A gate, or gatehouse, is an area of an airport that provides a waiting area for passengers before boarding their flight. While the exact specifications vary from airport to airport and country to country, most gates consist of seating, a counter, an aircraft entry or exit doorway, and a jet bridge.
Domestic vs international
At most gates a single doorway opens to a jet bridge which leads to the aircraft door. For airports that handle international flights, certain gates must be configured to accept arriving international passengers. The configuration varies from airport to airport, but typically the door is configured similar to a sallyport, except the central vestibule opens to a hallway leading to a customs hall and pre-board security (for Internationally connecting passengers). When the gate is being used for departures or domestic arrivals, the door leading to the waiting area will be opened and the hallway to customs will be blocked off, preventing passengers from entering into the customs hall. For international arrivals not coming from cities with preclearance, the door leading to the waiting area is closed and passengers are directed to a hallway where they can either go into the customs hall, if their flight terminates in the country, or pre-board security, if they transfer onwards to third-country destinations.
Jet bridge vs airstair
Before the era of the jet bridge, or jetway, airline passengers embarked onto the aircraft from ground level via airstairs. If initially indoors, passengers would exit the waiting area through a door to the outside and then passengers would proceed to the airstairs leading to the aircraft door. This method is still used for boarding smaller planes or boarding at smaller airports.
- Gate at Larnaca International Airport
- Entrance to gates at Hanover/Langenhagen International Airport
- Gate at Asheville Regional Airport
- Gates at General Abelardo L. Rodríguez International Airport in Tijuana, Mexico.
- Gates in Concourse C of Washington Dulles International Airport
- Freudenrich, Craig, Ph.D. "How Airports Work." HowStuffWorks.
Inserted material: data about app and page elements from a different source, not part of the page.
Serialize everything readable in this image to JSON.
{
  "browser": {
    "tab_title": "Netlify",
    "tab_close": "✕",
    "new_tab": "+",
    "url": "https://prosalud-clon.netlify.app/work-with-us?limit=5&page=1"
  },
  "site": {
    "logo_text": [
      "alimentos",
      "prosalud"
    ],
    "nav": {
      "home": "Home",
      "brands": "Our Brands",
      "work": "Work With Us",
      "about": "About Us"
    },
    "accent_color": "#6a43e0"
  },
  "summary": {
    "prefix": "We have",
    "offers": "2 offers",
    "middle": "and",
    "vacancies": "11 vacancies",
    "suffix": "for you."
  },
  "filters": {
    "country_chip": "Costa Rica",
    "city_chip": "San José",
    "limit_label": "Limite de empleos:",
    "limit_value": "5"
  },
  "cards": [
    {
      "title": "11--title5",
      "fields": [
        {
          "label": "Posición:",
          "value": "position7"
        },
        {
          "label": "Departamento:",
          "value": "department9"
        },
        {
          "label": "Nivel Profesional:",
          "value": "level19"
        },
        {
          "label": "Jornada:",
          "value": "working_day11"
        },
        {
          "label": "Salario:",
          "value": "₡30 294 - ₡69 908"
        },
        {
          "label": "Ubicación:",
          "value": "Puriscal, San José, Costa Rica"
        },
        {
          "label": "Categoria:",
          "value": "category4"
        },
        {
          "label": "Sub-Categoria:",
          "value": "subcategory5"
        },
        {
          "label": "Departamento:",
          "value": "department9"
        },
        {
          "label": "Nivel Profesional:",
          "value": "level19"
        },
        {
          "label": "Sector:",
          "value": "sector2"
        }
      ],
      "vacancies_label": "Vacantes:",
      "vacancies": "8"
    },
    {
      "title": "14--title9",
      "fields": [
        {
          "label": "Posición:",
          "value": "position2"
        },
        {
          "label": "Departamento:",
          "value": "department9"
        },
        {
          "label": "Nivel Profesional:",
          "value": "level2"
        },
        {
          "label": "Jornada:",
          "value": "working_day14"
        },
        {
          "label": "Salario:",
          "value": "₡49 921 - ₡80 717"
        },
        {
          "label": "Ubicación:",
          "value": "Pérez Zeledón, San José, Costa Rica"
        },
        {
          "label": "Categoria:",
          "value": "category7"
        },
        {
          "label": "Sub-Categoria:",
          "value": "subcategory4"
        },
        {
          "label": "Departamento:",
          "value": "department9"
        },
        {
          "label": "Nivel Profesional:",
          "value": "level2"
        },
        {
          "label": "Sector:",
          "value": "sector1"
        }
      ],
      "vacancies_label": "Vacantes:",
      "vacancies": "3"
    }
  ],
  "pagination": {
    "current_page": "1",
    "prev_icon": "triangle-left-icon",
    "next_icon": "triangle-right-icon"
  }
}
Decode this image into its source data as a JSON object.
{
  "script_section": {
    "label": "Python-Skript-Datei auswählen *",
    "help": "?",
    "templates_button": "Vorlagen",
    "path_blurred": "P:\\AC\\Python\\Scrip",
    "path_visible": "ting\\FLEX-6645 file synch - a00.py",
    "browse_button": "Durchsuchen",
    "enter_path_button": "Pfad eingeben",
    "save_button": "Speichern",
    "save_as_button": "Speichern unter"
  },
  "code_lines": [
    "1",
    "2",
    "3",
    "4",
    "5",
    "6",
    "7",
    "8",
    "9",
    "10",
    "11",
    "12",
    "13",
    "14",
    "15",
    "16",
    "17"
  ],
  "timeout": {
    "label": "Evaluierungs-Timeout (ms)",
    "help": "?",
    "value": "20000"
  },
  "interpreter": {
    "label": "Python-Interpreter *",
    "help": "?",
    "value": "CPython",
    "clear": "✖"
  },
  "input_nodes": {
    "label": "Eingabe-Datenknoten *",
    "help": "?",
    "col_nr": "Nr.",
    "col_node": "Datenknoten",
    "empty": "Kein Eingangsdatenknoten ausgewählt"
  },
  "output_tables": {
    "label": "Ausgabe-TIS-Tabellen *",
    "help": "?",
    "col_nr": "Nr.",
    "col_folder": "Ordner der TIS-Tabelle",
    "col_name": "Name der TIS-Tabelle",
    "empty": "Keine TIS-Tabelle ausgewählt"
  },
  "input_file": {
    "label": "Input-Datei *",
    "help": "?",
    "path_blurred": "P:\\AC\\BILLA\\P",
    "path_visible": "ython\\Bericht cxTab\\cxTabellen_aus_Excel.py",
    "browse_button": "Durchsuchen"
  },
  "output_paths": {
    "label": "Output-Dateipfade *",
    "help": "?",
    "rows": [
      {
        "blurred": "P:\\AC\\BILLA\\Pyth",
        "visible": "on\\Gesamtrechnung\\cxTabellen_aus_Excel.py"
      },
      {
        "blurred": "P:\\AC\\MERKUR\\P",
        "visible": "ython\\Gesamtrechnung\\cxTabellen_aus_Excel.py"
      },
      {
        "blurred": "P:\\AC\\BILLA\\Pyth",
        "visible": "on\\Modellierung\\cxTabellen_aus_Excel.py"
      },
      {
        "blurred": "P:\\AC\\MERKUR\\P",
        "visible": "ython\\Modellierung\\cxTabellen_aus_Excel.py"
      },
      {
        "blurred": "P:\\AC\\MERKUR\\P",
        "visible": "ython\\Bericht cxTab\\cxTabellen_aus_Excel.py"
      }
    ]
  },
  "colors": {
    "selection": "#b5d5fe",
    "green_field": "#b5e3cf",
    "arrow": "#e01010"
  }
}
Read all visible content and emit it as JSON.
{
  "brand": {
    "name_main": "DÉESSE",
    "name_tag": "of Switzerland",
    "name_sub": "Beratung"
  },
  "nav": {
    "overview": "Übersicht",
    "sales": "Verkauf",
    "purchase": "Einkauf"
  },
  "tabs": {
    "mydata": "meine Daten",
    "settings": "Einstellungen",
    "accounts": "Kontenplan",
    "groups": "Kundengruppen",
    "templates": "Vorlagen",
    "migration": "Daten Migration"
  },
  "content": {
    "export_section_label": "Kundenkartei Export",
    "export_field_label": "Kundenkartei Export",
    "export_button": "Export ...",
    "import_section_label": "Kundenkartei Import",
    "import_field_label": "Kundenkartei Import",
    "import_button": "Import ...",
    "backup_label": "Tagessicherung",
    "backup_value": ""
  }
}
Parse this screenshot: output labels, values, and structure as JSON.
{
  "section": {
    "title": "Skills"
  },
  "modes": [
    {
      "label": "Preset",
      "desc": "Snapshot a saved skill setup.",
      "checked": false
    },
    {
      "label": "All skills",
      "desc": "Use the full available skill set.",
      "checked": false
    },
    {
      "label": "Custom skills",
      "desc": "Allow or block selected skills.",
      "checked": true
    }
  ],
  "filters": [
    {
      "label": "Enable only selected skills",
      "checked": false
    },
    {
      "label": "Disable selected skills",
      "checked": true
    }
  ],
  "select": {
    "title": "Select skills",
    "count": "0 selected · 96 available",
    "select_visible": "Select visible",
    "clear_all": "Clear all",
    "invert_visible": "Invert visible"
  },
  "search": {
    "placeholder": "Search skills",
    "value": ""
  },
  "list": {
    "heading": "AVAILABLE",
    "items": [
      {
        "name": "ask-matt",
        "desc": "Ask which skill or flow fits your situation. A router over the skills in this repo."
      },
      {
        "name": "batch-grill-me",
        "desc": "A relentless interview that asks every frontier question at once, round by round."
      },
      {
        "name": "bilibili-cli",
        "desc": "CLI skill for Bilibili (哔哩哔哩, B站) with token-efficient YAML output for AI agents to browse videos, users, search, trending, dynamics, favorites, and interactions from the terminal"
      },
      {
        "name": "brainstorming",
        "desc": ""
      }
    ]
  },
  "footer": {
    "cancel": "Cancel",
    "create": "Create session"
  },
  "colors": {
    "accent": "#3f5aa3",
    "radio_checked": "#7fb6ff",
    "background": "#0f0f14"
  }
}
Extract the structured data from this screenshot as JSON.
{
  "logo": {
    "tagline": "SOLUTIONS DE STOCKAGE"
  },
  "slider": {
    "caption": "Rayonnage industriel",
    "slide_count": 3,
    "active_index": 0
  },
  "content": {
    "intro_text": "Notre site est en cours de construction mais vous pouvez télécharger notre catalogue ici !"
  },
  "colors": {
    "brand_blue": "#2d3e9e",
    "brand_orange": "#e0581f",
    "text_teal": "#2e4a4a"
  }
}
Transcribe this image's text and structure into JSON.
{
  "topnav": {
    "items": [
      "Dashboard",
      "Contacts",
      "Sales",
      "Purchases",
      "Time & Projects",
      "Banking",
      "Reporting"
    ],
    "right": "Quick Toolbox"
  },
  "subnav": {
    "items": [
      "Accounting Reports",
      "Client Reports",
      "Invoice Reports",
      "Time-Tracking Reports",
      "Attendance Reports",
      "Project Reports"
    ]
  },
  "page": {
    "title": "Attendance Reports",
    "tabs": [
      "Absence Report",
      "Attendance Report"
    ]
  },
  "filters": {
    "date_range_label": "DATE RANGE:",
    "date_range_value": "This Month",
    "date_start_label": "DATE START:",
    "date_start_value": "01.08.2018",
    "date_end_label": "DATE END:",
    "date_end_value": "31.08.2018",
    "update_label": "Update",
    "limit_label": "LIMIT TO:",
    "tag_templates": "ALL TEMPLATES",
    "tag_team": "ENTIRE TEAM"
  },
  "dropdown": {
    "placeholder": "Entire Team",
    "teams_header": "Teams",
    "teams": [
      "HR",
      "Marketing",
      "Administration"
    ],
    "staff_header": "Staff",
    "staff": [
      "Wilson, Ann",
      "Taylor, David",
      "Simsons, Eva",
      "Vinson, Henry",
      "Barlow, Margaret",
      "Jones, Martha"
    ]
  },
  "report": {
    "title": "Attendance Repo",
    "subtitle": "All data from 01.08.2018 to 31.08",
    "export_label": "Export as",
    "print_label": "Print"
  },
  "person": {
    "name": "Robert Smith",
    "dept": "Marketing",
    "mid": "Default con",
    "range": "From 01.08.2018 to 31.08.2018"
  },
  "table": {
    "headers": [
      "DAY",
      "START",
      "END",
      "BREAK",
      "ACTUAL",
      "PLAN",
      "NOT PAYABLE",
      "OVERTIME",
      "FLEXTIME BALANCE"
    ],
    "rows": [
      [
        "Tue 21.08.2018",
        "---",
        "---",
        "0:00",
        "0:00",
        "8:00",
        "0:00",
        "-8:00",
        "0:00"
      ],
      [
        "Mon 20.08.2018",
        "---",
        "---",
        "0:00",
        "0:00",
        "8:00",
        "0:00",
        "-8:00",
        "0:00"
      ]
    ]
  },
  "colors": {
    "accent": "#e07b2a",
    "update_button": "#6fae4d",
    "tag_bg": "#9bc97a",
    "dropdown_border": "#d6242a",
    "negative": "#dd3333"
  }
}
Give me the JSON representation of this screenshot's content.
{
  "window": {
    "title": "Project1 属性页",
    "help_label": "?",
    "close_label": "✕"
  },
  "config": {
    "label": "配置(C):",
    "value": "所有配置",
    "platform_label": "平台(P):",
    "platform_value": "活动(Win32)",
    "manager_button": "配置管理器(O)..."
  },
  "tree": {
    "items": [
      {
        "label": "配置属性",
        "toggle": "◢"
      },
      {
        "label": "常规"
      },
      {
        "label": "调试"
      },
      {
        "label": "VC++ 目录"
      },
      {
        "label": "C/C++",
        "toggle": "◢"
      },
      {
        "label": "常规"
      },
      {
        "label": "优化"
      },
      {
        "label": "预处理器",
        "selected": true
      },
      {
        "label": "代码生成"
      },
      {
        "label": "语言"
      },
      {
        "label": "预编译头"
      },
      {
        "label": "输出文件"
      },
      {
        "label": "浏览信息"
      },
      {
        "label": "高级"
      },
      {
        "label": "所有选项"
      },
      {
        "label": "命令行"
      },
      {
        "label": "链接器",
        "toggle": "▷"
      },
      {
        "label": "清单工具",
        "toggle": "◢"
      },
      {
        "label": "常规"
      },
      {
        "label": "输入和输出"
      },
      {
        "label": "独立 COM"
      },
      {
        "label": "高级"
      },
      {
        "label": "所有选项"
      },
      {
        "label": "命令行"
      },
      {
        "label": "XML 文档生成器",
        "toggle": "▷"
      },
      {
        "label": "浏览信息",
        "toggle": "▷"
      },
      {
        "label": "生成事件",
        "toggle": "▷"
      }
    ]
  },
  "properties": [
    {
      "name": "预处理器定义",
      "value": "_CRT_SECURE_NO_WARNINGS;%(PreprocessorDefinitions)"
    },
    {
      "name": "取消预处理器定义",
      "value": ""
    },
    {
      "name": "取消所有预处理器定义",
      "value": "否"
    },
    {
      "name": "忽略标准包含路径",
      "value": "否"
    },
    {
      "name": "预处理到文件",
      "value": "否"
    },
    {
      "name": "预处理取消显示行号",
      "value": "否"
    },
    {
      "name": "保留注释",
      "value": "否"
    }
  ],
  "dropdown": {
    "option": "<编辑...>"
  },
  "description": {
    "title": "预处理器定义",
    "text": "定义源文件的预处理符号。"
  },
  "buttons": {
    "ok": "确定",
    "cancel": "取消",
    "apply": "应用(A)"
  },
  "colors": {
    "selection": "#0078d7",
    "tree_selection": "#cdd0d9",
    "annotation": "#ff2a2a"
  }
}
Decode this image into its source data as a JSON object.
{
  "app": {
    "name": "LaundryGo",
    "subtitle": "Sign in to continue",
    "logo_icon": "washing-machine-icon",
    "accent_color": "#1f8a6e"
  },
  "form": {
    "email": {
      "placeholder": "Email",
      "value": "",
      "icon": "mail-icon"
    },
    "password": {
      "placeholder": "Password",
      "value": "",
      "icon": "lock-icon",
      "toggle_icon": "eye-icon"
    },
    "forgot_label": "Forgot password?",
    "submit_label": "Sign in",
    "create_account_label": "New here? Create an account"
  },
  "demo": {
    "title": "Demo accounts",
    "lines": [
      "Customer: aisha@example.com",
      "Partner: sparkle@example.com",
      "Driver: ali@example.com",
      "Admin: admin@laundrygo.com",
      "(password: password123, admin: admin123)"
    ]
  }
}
N.p., n.d. Web. 24 Nov. 2012. <http://science.howstuffworks.com/transport/flight/modern/airport3.htm>.